 Where thorns be white, above the vern;
An’ aïr do turn the zunsheen’s might
 To softer light too weak to burn—
  On woodless downs we mid be free,
  But lowland trees be company.

Though downs mid show a wider view
O’ green a-reachèn into blue
Than roads a-windèn in the glen,
An’ ringèn wi’ the sounds o’ men;
The thissle’s crown o’ red an’ blue
 In Fall’s cwold dew do wither brown,
An’ larks come down ’ithin the lew.
 As storms do brew, an’ skies do frown—
  An’ though the down do let us free,
  The lowland trees be company.

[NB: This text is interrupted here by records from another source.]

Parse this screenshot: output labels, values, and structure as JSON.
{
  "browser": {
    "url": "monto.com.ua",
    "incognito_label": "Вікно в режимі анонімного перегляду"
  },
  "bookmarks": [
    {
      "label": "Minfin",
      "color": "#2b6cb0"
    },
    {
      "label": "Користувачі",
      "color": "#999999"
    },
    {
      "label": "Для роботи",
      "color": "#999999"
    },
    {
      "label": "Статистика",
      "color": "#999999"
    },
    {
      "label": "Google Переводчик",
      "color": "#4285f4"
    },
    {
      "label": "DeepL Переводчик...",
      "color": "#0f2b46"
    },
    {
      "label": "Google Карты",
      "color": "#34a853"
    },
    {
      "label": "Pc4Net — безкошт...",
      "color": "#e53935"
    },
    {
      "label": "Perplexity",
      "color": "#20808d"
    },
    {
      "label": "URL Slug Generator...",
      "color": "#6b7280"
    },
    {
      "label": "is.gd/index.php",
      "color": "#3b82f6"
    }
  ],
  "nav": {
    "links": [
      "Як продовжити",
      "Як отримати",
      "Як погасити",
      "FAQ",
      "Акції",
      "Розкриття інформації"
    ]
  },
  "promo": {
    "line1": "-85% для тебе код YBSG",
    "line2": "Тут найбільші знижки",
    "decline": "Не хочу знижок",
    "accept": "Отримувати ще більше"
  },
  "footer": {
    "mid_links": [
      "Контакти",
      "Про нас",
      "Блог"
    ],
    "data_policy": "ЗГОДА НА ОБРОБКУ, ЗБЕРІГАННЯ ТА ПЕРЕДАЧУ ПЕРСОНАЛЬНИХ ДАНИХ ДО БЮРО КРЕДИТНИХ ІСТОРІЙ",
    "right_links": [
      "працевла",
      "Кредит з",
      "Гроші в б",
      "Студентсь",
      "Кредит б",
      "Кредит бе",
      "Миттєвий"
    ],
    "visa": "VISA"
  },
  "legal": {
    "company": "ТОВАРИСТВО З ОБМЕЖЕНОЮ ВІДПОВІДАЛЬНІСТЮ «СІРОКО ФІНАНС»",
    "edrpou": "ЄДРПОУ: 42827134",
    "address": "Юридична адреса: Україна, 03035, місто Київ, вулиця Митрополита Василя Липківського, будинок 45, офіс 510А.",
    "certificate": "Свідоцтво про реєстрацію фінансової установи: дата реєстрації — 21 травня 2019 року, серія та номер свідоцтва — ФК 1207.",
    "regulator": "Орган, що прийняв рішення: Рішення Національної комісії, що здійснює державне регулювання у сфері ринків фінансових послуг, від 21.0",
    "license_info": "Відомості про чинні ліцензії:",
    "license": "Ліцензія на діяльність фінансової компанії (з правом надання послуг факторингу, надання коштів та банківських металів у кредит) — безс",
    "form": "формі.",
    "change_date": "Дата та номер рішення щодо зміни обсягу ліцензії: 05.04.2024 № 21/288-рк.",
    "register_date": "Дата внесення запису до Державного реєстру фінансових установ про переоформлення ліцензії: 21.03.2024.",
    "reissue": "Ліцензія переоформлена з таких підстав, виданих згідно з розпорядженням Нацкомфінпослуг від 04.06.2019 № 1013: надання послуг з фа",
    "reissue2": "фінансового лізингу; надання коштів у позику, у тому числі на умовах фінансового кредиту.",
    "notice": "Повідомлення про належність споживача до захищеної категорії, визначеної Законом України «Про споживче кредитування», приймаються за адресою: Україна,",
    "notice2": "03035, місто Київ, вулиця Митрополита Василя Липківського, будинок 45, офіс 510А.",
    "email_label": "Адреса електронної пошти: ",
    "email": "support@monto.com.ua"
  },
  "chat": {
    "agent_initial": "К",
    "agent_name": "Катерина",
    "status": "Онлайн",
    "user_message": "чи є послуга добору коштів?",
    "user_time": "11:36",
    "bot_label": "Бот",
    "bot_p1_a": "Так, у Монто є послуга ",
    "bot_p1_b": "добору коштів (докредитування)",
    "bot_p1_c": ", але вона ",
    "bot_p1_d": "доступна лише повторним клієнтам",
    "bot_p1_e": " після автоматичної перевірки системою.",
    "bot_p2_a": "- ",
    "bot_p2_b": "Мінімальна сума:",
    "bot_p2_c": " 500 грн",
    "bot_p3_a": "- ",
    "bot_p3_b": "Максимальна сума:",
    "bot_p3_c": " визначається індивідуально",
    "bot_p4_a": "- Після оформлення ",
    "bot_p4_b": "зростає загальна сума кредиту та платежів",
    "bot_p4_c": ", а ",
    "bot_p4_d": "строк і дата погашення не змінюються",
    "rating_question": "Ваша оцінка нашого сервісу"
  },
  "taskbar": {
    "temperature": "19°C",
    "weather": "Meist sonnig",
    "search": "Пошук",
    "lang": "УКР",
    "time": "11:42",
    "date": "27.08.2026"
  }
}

Where birds do zing, below the zun,
In trees above the blue-smok’d tun,
An’ sheädes o’ stems do overstratch
The mossy path ’ithin the hatch;
If leaves be bright up over head,
 When Maÿ do shed its glitt’rèn light;
Or, in the blight o’ Fall, do spread
 A yollow bed avore our zight—
  Whatever season it mid be,
  The trees be always company.

When dusky night do nearly hide
The path along the hedge’s zide,
An’ dailight’s hwomely sounds be still
But sounds o’ water at the mill;
Then if noo feäce we long’d to greet
 Could come to meet our lwonesome treäce

Or if noo peäce o’ weary veet,